Societies at UCL, LSE, Queen Mary's, SOAS, KCL, Cardiff and Kingston University are all submitting emergency motions to their student unions over the next week urging them to make a stand against the bill. LSE 's student Islamic Society has been urging members and supporters to visit www.stopthebill.co.uk to sign a nationwide petition. They have also successfully gathered more than 350 signatures for an emergency motion to be passed condemning the legislation.
LSE student union general secretary Nora Buckley-Irvine told us: "The bill will change the nature of university indefinitely. Requiring universities to monitor their students and report them to the police, without their knowledge or consent, on the basis that they may be ‘at risk’ of radicalisation, is both arbitrary and Orwellian.
"If this bill passes, we will see our universities becoming the apparatus of the police and the state. It’s a disgrace."
She described the university's protest action as "historic", showing "how pressing an issue the [government's] PREVENT agenda is to students, and particularly our Muslim students, who are undeniably targeted in this by Theresa May.”
A group of vice chancellors from universities including Portsmouth, Essex, Winchester and Regent's University, wrote to The Times to express their "profound concern" about the bill's "consequences for UK universities...concerning freedom of speech and academic freedom".
They said universities are already supporting the PREVENT Strategy but that new enforcement could easily be 'counterproductive, causing mistrust and alienation."
The letter urges: "The new statutory duty should not apply to universities and they should be exempt, as proposed for the security services and judicial bodies. This would safeguard the unique status of universities as places where lawful ideas can be voiced and debated without fear of reprisal."
Professor Aldwyn Cooper, vice chancellor of Regent's University London, told HuffPost UK: "Regent’s is a truly international university where we encourage the exchange of ideas and want informed debate between people from different cultural backgrounds to flourish. The Government’s proposals risk undermining freedom of speech on university campuses and require a serious rethink."
Human rights group Liberty argues the bill "opens the door for unprecedented direct political involvement in the running and operation of these institutions".
"[We are] concerned that the general duty to prevent people from being drawn into terrorism in clause 21 of the Bill may be used as a basis to require reporting from teachers and others."
The PREVENT strategy has been in place since 2010 in numerous forms, including toolkits and DVDs provided in schools to help teachers discuss terrorism. However, in this new consultation document, May is pushing to make obligatory the methods of student monitoring which are currently "opt-in" for local authorities, as staff would be expected to “challenge extremist ideas which can be used to legitimise terrorism”.

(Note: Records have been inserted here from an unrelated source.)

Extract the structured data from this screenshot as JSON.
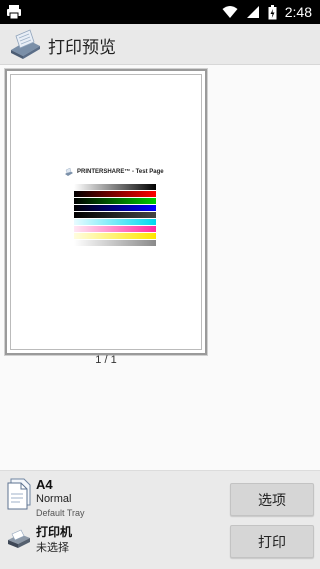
{
  "status_bar": {
    "time": "2:48",
    "icons": [
      "printer-icon",
      "wifi-icon",
      "cellular-signal-icon",
      "battery-charging-icon"
    ],
    "background": "#000000"
  },
  "app_bar": {
    "title": "打印预览",
    "icon": "printer-scanner-icon",
    "background": "#e9e9e9"
  },
  "preview": {
    "test_page_title": "PRINTERSHARE™ - Test Page",
    "page_count": "1 / 1"
  },
  "paper": {
    "size": "A4",
    "quality": "Normal",
    "tray": "Default Tray",
    "icon": "paper-document-icon"
  },
  "printer": {
    "label": "打印机",
    "status": "未选择",
    "icon": "printer-icon"
  },
  "buttons": {
    "options": "选项",
    "print": "打印"
  }
}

A government spokesperson said in a statement: "We are not expecting teachers and nursery workers to carry out unnecessary intrusion into family life but we do expect them to take action when they observe behaviour of concern. It is important that children are taught fundamental British values in an age-appropriate way.”
The Counter Terrorism and Security Bill also includes numerous sections relating to travel restrictions, proposing new powers to exile and seize passports. There are plans to monitor Internet usage which would see the government allowed to "retain relevant internet data" on individual users. The bill will be discussed again in the House of Lords on Wednesday.